Ground-breaking US scientist, Trudy Mackay, has just been honoured with the prestigious 2018 Dawson Prize in Genetics in Trinity. Trudy Mackay is Director of Clemson University’s Center for Human Genetics (CHG) and a scientist of international prominence, whose futuristic research on complex genetic traits continues to move science forward in the 21st century.
The Dawson Prize, awarded every two to three years, was established by a gift from founder of Trinity’s Department of Genetics, Professor George Dawson (1927-2004). The winner receives a gold miniature of the sculpture “The Double Helix” by the late Brian King and, after accepting the award, gives a public lecture and spends time in discussion with sophister and graduate students of the Smurfit Institute of Genetics.
Trudy is recognised as one of the world’s leading authorities on the genetics of complex traits. Much of her research has focused on the fruit fly, Drosophila, which has proved invaluable as a model species for investigating how key genes function. In addition to being director of the Center for Human Genetics, which is part of Clemson’s College of Science, she is also the Self Family Endowed Chair in Human Genetics. Mackay is also a fellow of the National Academy of Sciences, the American Association for the Advancement of Science, the American Academy of Arts and Sciences and the Royal Society of London.

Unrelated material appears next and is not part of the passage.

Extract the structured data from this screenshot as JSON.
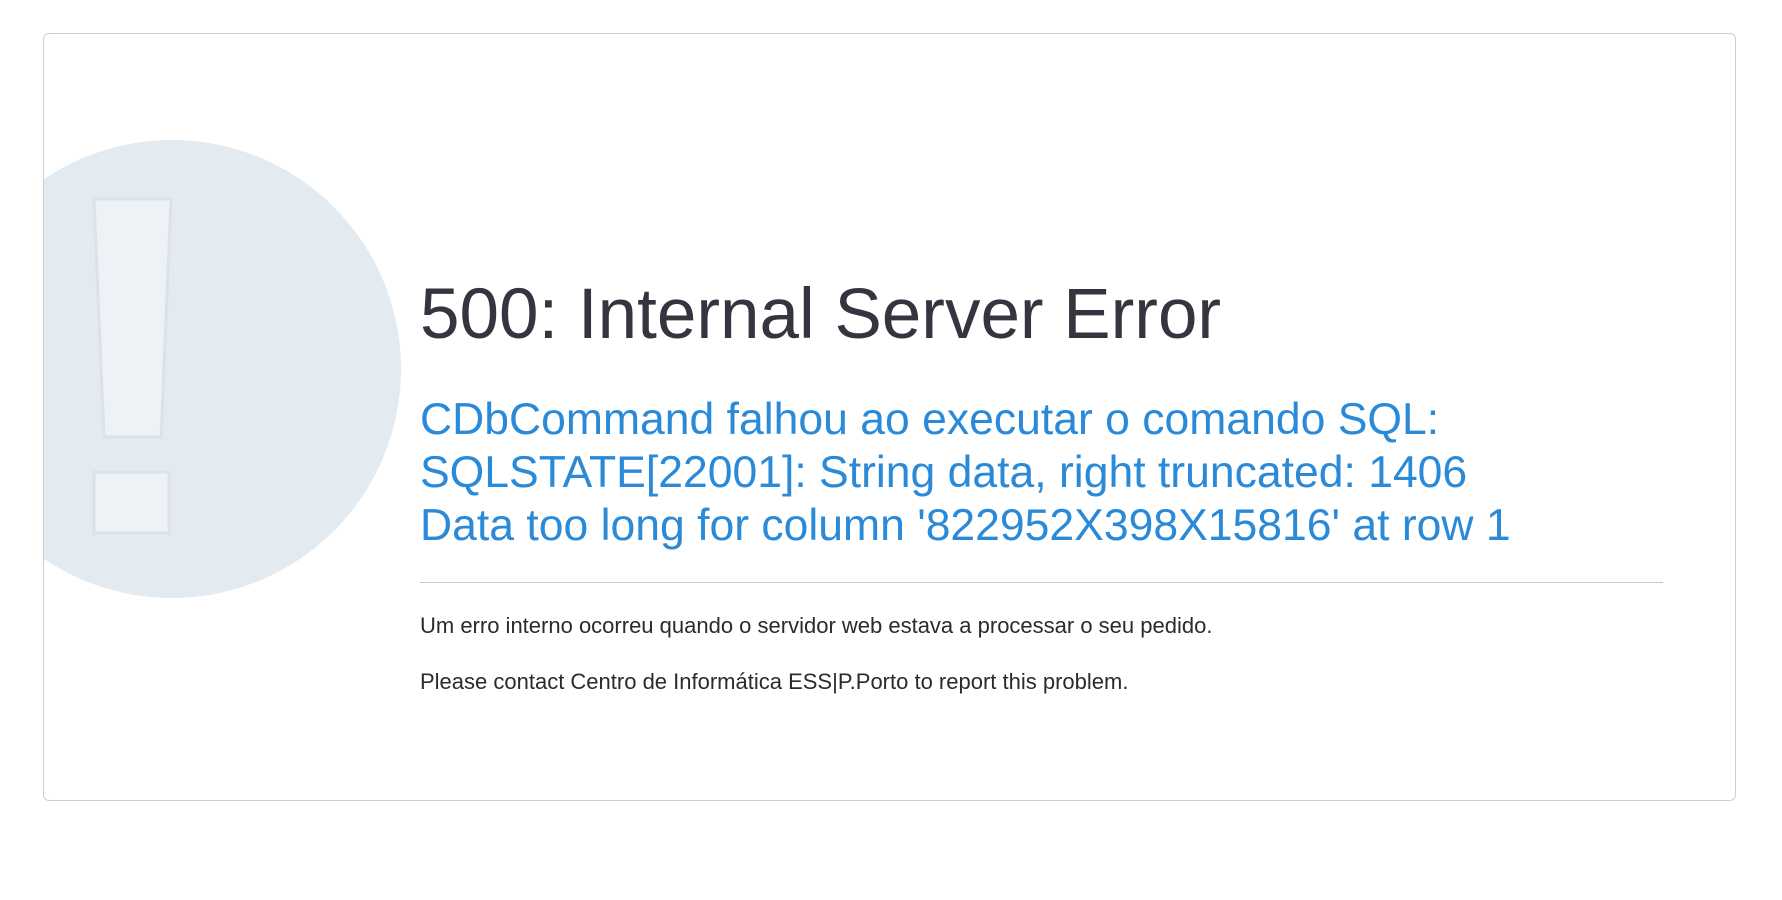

Trudy delivered a fascinating public lecture at 6pm on Thursday November 1, in which she outlined how geneticists are probing questions that underpin a range of human diseases with the aim of better understanding how these diseases function and, crucially, how we might prevent/treat them.
Focusing on key Drosophila studies that have hugely boosted our knowledge and delivered enormous societal impact as a result, she provided case studies involving genes related to alcohol sensitivity, visual senescence, and the development of glaucoma.
Trudy Mackay said: “It is a great honour to receive this prestigious award and to join the outstanding scientists who have previously been awarded the Dawson Prize.”
“I am particularly pleased that the selection committee has recognised the pivotal role the Drosophila model system has played in our understanding of complex trait genetics. Future advances in understanding the genetic basis of human disease will increasingly rely on research utilising comparative genetics and genomics to understand the function of the many thousands of variants associated with disease in human populations.”
Professor in Genetics at Trinity, Aoife McLysaght, said: “The Dawson Prize is a very special award. It encompasses George Dawson’s passion for genetics; his recognition that science needs to be shared with the public; and his placement of students at the heart of the Genetics Department – a tradition that happily continues to this day.”
“We are excited to honour the ground-breaking work of Trudy Mackay with the award of the Dawson Prize. Over the course of her distinguished career, Trudy has tackled one of the most difficult and challenging questions in genetics, namely the genetics of complex traits – the least predictable, but often most interesting traits including behavioural traits and disease risk.”
Previous winners of the Dawson Prize in Genetics
There have been five previous winners of the Dawson Prize: John Sulston (2006), Mary-Claire King (2010), Corey Goodman (2011), Elliot Meyerowitz (2013) and Vishva Dixit (2016).
John Sulston, who passed away this year, was one of the most influential collaborators of the Human Genome Project and winner of the 2002 Nobel Prize in Physiology or Medicine. Mary-Claire King, who was awarded the National Medal of Science by President Barack Obama in 2016, has been instrumental in discoveries that have changed the ways we think about cancer. Corey Goodman, an eclectic scientist, educator and entrepreneur, pioneered genetic analysis in Drosophila. Elliot Meyerowitz, the 2018 recipient of the Gruber Prize in Genetics, has been a champion for openness and collaboration in scientific research and has been successful in making plant DNA available to a huge number of researchers. Vishva Dixit, who is vice president for discovery research at Genentech in San Francisco, has conducted pioneering studies defining the biochemical framework of how cells die.